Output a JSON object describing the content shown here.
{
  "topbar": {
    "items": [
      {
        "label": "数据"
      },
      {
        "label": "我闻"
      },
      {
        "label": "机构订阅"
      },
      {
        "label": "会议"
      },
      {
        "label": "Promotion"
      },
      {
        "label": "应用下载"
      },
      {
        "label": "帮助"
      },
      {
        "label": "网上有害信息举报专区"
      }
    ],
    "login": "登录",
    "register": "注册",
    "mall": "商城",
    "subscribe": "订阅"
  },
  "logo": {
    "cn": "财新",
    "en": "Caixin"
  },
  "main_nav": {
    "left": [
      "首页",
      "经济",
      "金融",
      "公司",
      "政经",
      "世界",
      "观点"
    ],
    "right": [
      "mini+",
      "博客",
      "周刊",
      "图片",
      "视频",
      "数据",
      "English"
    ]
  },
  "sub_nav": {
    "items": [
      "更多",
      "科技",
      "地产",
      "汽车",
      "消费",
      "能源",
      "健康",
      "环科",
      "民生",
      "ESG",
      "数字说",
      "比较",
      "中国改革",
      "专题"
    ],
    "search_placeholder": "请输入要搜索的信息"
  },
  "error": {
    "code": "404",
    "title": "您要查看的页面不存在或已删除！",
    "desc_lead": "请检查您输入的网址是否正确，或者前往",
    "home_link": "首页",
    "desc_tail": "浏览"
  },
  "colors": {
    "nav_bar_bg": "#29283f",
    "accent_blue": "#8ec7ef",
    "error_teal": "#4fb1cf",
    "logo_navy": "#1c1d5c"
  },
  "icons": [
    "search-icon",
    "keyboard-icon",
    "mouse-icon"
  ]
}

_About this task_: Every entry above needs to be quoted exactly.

_Reply to the task_:
Output a JSON object describing the content shown here.
{
  "topbar": {
    "items": [
      {
        "label": "数据"
      },
      {
        "label": "我闻"
      },
      {
        "label": "机构订阅"
      },
      {
        "label": "会议"
      },
      {
        "label": "Promotion"
      },
      {
        "label": "应用下载"
      },
      {
        "label": "帮助"
      },
      {
        "label": "网上有害信息举报专区"
      }
    ],
    "login": "登录",
    "register": "注册",
    "mall": "商城",
    "subscribe": "订阅"
  },
  "logo": {
    "cn": "财新",
    "en": "Caixin"
  },
  "main_nav": {
    "left": [
      "首页",
      "经济",
      "金融",
      "公司",
      "政经",
      "世界",
      "观点"
    ],
    "right": [
      "mini+",
      "博客",
      "周刊",
      "图片",
      "视频",
      "数据",
      "English"
    ]
  },
  "sub_nav": {
    "items": [
      "更多",
      "科技",
      "地产",
      "汽车",
      "消费",
      "能源",
      "健康",
      "环科",
      "民生",
      "ESG",
      "数字说",
      "比较",
      "中国改革",
      "专题"
    ],
    "search_placeholder": "请输入要搜索的信息"
  },
  "error": {
    "code": "404",
    "title": "您要查看的页面不存在或已删除！",
    "desc_lead": "请检查您输入的网址是否正确，或者前往",
    "home_link": "首页",
    "desc_tail": "浏览"
  },
  "colors": {
    "nav_bar_bg": "#29283f",
    "accent_blue": "#8ec7ef",
    "error_teal": "#4fb1cf",
    "logo_navy": "#1c1d5c"
  },
  "icons": [
    "search-icon",
    "keyboard-icon",
    "mouse-icon"
  ]
}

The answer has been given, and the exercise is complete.